Last week my husband and I went out with an old friend to one of our favorite restaurants in New York City. It’s a cozy place, with intimate lighting and small tables along one side that fill the narrow shape of the eatery. About halfway through our dinner, in the midst of catching up, a couple sat down next to us at the table to my left – the woman nearly shoulder to shoulder with me. As soon as the two started talking, I was listening to their conversation over the one happening in front of me.
I quickly figured out that they were on a first date, that the guy basically had no social media presence, and the girl was heavily exaggerating what accomplishments she may have had. I couldn’t pull my ears back to our own conversation, and found myself rudely “mmhmm”-ing when necessary, as I delighted in hearing the juicy details of the woman’s obsession with dolling out relationship advice online. My eyes may have been staring into the orange tea-light in the middle of the four seater, but my ears were a few feet to my left, hanging on the brags that spilled from my neighbor’s mouth.
It was captivating, and frankly delicious, as I tried to work backwards from each tidbit to figure out what was true (definitely not her 300K Instagram followers) and what was a warning sign to anyone on a first date (“I get really into people’s relationship problems online”). There were too many exaggerations, too many blanket statements, that I couldn’t turn away. Each snippet left me with more questions than answers and I was so disappointed to have left the restaurant before I could hear how the date ended.

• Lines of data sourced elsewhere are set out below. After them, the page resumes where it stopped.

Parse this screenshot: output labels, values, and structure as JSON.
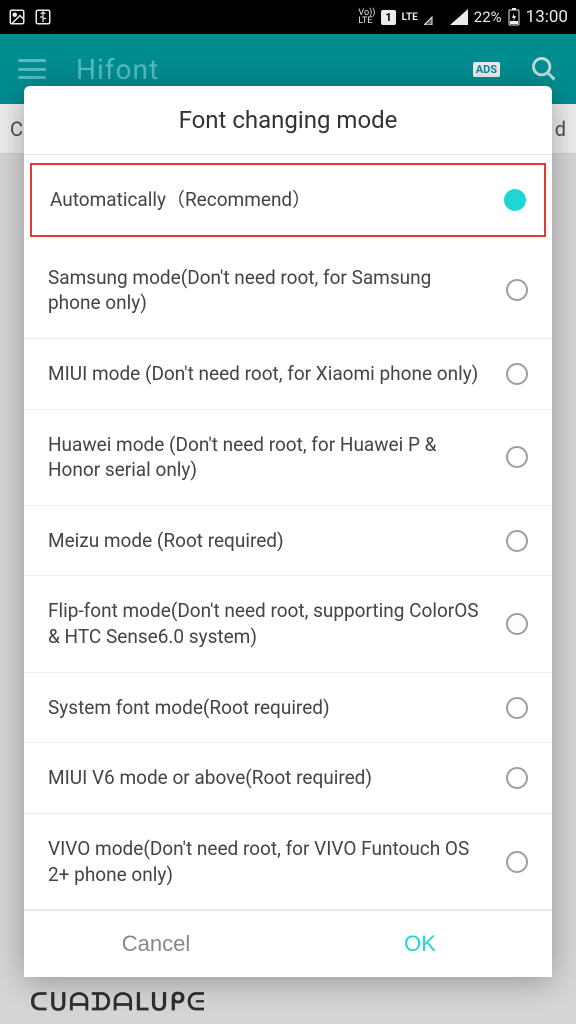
{
  "status": {
    "volte": "Vo))\nLTE",
    "sim": "1",
    "lte": "LTE",
    "battery": "22%",
    "time": "13:00"
  },
  "header": {
    "title": "Hifont",
    "ads": "ADS"
  },
  "catbar": {
    "left": "C",
    "right": "d"
  },
  "dialog": {
    "title": "Font changing mode",
    "options": [
      {
        "label": "Automatically（Recommend）",
        "selected": true,
        "highlight": true
      },
      {
        "label": "Samsung mode(Don't need root, for Samsung phone only)",
        "selected": false
      },
      {
        "label": "MIUI mode (Don't need root, for Xiaomi phone only)",
        "selected": false
      },
      {
        "label": "Huawei mode (Don't need root, for Huawei P & Honor serial only)",
        "selected": false
      },
      {
        "label": "Meizu mode (Root required)",
        "selected": false
      },
      {
        "label": "Flip-font mode(Don't need root, supporting ColorOS & HTC Sense6.0 system)",
        "selected": false
      },
      {
        "label": "System font mode(Root required)",
        "selected": false
      },
      {
        "label": "MIUI V6 mode or above(Root required)",
        "selected": false
      },
      {
        "label": "VIVO mode(Don't need root, for VIVO Funtouch OS 2+ phone only)",
        "selected": false
      }
    ],
    "cancel": "Cancel",
    "ok": "OK"
  },
  "peek": {
    "left": "ᑕᑌᗩᗪᗩᒪᑌᑭᕮ",
    "right": ""
  }
}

On the car ride home, I shared with my husband my interest in the adjacent conversation, only to find that he had been listening too! We compared notes on what we thought was happening on that date, coming to similar conclusions.
While people have a lot of things to say about eavesdroppers, I have always loved listening to a good conversation. I would never, say, listen to someone’s phone chats, but I would absolutely tune in to an argument two people were having in the street. I’m interested in people, fascinated by their interactions, and am rarely satisfied in my quest to know more about them. In fact, when I studied playwriting in college, we were advised to listen frequently to idle gossip in the cafeteria, so that it might make us better writers of dialogue.
Other times I’ve been the victim of eavesdropping. I know this because my lunch neighbor forgets to turn the page of a book after 40 minutes, or a woman at a café joins in as my friend and I recall hilarious stories from our childhood. I’ll be honest, it’s never bothered me. If you’re having an interesting conversation, someone listening along only confirms that it’s interesting. But in the case of this first date, it was so awkward and unscripted – clumsy human interaction at its best – that I couldn’t help but tune in to what unfolded. I guess some things are just worth listening to!
What are your thoughts on eavesdropping? Do you try to avoid it, or admit that sometimes you can’t help but listen?
And speaking of eavesdropping…this post just reminded me of the fantastic film The Lives of Other’s about a German agent who listens in on prominent citizens after WWII. Here’s Roger Ebert’s rave review and an old trailer here.